So isn’t there a chance that the NaCl in the butter and the silver could perform a little exchange and make silver chloride? Maybe not carcinogenic, but poisonous.

The Merck doesn’t give LD50s for silver chloride, nor does it say Poisonous! the way it does for silver cyanide (pretty obvious, that one) or silver nitrate.

It also says (under the entry for silver) that “Does not cause serious toxic manifestations … Many silver salts are irritating to skin, mucous membranes.”

I can personally attest to the fact that silver chloride is not particularly toxic, as I work with it on a fairly regular basis. It is highly insoluble in most everything, and therefore has limited ability to interact with you. Its most common reaction is to reduce to silver metal either under the action of a reducing agent or light.

Also, given the common use of silver iodide, a very closely related compound, as a therapeutic agent and for seeding clouds to make it rain, I would guess that the toxicity is pretty low.

It’s hard to know what warnings to take seriously as my bottle of sand keeps warning me that sand is a suspected carcinogen and may cause suffocation.


I guess that’s all well and good, but none of you seem SURE that the said combination does not produce a carcinogen. And Tyler, I don’t think you understand: my mom is so obsessed with the silver butter platter that the only other way she would allow me to obtain my butter would be straight from the… what do you call those things butter comes in? I wonder if they sell salted butter in those little mini-packets you find in restaraunts. I suppose that would be wasteful, though. All that plastic just because little old me wants salted butter on his toast.

If silver chloride were a known or suspected carcinogen, there would be warning labels out the wazoo on it. Clearly it was not, at the time my copy of the Merck was printed, because they are quite careful to label such things.

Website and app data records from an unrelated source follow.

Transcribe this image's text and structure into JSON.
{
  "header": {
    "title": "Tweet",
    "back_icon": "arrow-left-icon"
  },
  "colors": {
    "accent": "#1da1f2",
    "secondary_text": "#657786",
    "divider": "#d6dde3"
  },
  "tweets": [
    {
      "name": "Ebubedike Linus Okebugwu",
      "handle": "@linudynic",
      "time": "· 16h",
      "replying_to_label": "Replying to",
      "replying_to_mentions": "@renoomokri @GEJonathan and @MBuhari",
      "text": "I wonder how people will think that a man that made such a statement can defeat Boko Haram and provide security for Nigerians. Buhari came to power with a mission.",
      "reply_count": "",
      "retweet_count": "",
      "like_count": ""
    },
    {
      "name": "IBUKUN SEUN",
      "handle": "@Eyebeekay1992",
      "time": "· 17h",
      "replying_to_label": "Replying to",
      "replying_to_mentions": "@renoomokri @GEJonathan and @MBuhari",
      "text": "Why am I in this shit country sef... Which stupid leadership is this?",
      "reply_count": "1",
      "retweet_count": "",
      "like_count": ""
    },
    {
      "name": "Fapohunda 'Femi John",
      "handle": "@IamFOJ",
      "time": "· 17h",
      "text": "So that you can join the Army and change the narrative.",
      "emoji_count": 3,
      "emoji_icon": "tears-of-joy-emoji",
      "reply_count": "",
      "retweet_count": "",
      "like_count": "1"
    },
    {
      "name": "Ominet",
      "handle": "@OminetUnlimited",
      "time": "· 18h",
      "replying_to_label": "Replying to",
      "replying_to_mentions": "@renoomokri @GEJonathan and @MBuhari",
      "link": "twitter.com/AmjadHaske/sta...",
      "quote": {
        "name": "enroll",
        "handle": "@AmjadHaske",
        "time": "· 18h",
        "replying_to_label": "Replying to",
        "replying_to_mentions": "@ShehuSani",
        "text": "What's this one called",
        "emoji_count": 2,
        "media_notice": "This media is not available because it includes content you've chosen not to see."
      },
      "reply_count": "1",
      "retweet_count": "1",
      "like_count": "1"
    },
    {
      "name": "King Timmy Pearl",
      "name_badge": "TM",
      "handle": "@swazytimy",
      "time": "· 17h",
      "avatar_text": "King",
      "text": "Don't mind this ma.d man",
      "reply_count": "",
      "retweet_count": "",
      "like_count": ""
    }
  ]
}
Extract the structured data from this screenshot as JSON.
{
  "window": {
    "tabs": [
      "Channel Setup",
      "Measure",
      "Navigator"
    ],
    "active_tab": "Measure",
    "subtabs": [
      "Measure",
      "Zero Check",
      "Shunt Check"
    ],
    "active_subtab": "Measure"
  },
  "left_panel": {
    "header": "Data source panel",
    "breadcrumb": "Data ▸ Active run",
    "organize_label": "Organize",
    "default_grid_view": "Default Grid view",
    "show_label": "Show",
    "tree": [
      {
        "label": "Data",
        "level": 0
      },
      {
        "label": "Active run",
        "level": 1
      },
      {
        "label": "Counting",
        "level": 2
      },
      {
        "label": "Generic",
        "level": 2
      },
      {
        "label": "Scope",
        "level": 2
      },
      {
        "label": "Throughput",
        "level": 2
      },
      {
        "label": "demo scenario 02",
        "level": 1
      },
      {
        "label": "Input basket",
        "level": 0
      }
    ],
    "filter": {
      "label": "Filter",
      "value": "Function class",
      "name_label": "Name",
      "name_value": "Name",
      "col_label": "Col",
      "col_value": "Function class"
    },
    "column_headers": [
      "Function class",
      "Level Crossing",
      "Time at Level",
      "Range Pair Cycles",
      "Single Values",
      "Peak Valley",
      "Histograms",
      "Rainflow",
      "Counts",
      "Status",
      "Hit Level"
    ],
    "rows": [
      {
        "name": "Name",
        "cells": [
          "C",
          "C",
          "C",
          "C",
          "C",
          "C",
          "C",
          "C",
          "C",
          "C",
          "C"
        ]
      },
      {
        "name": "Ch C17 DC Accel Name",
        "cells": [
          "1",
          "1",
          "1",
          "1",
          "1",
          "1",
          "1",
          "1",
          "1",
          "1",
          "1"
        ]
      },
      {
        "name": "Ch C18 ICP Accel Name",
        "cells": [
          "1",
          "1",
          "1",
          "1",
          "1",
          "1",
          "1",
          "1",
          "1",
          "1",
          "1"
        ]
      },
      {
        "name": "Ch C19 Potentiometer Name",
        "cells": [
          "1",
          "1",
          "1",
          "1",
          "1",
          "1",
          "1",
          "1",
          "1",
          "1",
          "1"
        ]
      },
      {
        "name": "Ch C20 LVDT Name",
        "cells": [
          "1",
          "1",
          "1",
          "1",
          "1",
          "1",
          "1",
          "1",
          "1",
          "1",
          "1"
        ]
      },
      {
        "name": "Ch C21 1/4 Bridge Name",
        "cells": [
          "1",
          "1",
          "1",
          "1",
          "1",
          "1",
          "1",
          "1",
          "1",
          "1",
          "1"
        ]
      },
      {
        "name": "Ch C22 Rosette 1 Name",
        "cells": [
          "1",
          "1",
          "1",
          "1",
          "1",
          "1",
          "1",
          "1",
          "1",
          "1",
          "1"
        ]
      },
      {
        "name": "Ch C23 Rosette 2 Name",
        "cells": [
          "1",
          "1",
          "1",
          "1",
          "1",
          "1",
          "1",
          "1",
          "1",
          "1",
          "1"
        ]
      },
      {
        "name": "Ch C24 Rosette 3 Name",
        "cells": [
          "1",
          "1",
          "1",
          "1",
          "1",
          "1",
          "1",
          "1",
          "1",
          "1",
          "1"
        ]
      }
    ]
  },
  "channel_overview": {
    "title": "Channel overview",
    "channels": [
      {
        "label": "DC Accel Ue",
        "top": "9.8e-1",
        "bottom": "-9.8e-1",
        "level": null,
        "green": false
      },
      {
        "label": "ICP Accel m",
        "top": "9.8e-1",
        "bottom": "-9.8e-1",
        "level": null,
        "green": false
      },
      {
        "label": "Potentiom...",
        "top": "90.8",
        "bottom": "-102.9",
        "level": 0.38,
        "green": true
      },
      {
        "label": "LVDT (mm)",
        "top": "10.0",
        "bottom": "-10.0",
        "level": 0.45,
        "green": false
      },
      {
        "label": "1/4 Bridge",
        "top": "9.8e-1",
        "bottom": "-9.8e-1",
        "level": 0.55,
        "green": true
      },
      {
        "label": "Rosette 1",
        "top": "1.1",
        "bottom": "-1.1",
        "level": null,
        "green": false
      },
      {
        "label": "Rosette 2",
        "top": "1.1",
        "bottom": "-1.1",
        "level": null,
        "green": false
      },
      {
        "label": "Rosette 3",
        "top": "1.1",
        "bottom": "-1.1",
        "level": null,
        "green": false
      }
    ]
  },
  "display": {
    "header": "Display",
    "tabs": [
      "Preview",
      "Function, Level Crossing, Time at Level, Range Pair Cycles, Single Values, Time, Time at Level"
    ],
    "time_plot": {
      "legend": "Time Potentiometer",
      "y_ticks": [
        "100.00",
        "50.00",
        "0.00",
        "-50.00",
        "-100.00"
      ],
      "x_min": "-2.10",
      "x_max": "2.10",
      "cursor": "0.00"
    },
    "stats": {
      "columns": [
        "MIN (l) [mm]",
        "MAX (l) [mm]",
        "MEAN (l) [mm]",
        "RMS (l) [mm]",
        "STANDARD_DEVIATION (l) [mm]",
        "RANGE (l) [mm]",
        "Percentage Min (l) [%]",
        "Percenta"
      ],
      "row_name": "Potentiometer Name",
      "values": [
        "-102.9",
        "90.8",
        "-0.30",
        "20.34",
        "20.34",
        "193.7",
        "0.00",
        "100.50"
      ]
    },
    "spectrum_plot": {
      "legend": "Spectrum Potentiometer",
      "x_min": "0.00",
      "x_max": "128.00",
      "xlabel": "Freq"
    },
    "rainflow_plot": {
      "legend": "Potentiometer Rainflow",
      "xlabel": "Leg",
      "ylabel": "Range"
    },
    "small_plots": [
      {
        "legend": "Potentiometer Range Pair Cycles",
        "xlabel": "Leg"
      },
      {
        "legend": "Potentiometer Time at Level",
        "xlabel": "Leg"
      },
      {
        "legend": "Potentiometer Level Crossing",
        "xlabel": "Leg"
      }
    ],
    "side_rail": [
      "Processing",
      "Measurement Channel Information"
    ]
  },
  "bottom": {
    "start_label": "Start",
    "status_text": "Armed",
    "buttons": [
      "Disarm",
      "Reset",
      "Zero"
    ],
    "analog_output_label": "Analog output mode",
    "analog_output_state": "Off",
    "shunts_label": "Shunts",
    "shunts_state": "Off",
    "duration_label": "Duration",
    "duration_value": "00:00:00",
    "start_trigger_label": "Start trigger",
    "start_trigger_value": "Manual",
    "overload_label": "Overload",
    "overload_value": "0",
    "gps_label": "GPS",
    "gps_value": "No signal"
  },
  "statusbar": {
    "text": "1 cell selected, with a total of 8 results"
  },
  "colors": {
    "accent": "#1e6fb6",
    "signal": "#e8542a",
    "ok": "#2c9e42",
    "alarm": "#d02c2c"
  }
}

Does that mean it can’t possibly cause cancer? No, it doesn’t. If you’re looking for guarantees, you’re looking in the wrong place.